The most common causes of chronic hip pain and disability is arthritis. Osteoarthritis, rheumatoid arthritis, and traumatic arthritis are the most common forms of this disease.
Whether to have hip replacement surgery should be a cooperative decision made by you, your family, your primary care doctor, and your orthopaedic surgeon. The process of making this decision typically begins with a referral by your doctor to an orthopaedic surgeon for an initial evaluation. Although many patients who undergo hip replacement surgery are 60 to 80 years of age, orthopaedic surgeons evaluate patients individually. Recommendations for surgery are based on the extent of your pain, disability, and general health status-not solely on age. Your orthopaedic surgeon will review the results of your evaluation and discuss whether hip replacement surgery is the best method to relieve your pain and improve your mobility.
Sometimes it’s tough to tell, even for the doctors. When you tear your ACL, it feels a lot “looser” than your good knee. It almost feels like it could pop out of place at any minute. The stability just isn’t there. When some people tear their ACL, they hear a “pop” when it happens. It’s usually pretty loud and noticeable. If you have a torn ACL it also usually swells up immediately…the pain isn’t always severe, but swelling is a tell-tale sign.

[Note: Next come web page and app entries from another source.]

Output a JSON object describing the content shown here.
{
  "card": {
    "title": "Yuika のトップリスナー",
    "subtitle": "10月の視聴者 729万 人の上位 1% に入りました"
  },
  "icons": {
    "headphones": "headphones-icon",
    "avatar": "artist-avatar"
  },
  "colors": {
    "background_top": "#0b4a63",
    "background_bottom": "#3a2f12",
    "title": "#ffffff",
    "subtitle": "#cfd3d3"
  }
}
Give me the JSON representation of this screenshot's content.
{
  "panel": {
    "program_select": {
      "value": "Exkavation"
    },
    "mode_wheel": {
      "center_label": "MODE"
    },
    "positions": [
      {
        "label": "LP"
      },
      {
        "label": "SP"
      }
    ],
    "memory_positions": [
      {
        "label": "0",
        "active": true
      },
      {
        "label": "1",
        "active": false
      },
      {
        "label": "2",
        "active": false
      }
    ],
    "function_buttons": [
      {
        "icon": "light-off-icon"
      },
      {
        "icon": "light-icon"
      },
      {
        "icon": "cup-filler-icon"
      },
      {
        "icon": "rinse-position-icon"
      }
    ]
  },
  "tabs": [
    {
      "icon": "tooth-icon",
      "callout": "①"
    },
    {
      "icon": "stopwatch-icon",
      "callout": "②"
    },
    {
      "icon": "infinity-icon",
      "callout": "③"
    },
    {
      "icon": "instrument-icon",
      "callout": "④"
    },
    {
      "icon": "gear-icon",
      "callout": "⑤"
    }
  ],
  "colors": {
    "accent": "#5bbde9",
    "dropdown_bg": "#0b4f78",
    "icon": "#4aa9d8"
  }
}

There are several things that will affect this answer. Do you plan on playing sports or are you happy giving them up and doing things less stressful on the knees? If you can give up the sports that are rough on the knees, you might get by without surgery. Does your knee “go out” a lot? If it does and you have little control over it, surgery would probably be your best option.
Everyone recovers at a different rate. The most standard answer that you will hear from the doctor is six months. It’s possible to return sooner than six months, but the risks for re-injury are higher. It takes about 12-18 months for your new ACL to be in peak condition. At six months, it’s about 80-85%.
Scoliosis is a common condition that affects many children and adolescents. Simply defined, scoliosis is a sideways curve of the spine. Instead of a straight line down the middle of the back, a spine with scoliosis curves, sometimes looking like the letter “C” or “S.” There are several different types of scoliosis that affect children. By far, the most common type of scoliosis is “idiopathic,” which means the exact cause is not known.
In planning your child’s treatment, your doctor will take into account how severe your child’s curve is and where it occurs in the spine. Your child’s age is also an important factor–if your child’s spine is still growing, it will affect treatment choices. Your doctor will determine treatment options to meet your child’s specific needs. Most scoliosis surgeons agree that children who have very severe curves (50 degrees and higher) will need surgery to lessen the curve and prevent it from getting worse.